Notes and Sources
1. Nelson’s birth certificate.
2. 1891 census.
3. Sussex County Herald, 16 September 1916; 1901 census.
4. Hailsham Community College Admission Register.
5. Sussex County Herald, 16 September 1916.
6. Ibid. 1901 census.
7. Sussex County Herald, 16 September 1916.
8. Victoria Cross Database, courtesy of Doug Arman.
9. Ibid; Nelson’s discharge papers, 1909.
10. Sussex County Herald, 16 September 1916.
11. Joseph Carter, a brother of Nelson’s great grandfather became Eastbourne’s first policeman in 1842. Constance June Bjorkquist, Carter Family History, published in Canada, 2012, pp 5-6.
12. Index to 1914-1918 War Memorial of Eastbourne, East Sussex, Transcribed and Published by PBN Publications, 1989; 1911 census.

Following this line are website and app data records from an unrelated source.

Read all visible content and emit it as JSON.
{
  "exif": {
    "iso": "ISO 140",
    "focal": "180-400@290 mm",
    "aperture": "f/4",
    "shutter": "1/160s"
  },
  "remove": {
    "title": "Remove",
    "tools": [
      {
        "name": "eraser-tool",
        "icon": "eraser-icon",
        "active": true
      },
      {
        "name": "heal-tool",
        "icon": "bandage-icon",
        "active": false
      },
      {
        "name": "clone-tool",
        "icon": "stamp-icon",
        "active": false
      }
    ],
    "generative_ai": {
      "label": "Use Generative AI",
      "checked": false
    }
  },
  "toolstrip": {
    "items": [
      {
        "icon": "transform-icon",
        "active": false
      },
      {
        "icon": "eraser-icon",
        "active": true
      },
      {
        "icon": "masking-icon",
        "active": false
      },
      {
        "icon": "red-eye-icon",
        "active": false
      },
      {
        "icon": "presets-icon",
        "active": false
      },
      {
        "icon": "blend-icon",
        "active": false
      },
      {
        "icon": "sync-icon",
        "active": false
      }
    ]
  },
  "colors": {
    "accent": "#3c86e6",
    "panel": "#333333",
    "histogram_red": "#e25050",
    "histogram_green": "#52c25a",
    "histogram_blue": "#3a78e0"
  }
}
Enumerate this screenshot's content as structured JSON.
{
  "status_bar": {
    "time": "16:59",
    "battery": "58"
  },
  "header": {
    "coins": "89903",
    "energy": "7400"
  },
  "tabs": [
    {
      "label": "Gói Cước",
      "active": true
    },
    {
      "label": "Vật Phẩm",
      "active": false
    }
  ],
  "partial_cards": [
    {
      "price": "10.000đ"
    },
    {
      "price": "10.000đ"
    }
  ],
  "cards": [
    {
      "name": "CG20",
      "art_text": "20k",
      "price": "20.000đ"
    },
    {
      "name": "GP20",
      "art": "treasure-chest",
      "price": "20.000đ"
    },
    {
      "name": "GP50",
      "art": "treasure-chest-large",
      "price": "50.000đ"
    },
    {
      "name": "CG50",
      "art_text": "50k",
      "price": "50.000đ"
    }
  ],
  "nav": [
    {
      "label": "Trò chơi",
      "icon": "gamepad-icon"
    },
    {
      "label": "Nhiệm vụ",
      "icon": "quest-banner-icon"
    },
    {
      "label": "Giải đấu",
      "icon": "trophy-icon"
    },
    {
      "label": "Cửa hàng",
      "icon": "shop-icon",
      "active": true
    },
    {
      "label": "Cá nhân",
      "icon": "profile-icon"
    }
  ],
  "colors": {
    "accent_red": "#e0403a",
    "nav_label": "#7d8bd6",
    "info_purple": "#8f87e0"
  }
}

13. Nelson and Kitty’s marriage certificate.
14. Richard’s birth certificate; correspondence with Margaret Smith and Doug Arman.
15. Sussex County Herald, 16 September 1916.
16. John A. Baines, The Day Sussex Died – A History of Lowther’s Lambs to the Boar’s Head Massacre, Firestep Books (revised edition), 2014, pp21-44.
17. Nelson’s Service History, National Archives.
18. Sussex County Herald, 16 September 1916.
19. Information provided by Geoffrey Baker, Nelson’s grandson.
20. Nelson’s Service History, National Archives.
21. Letter from Captain Harold Robinson to Kitty, 11 September 1916.
23. Letter from Captain Harold Robinson to Kitty, 11 September 1916.
24. London Gazette Supplement 8870, 9 September, 1916; Sussex Daily News, 3 May, 1917.
25. Unsigned or dated letter held in collection at Wet Sussex Record Office.
Photo credits: Geoffrey Baker, Margaret Smith and Nigel Higson. The picture of Nelson boxing appears in an unknown newspaper, possibly American, dated 7 July 1917.
This story was submitted by Michelle Pollard, Langney Primary School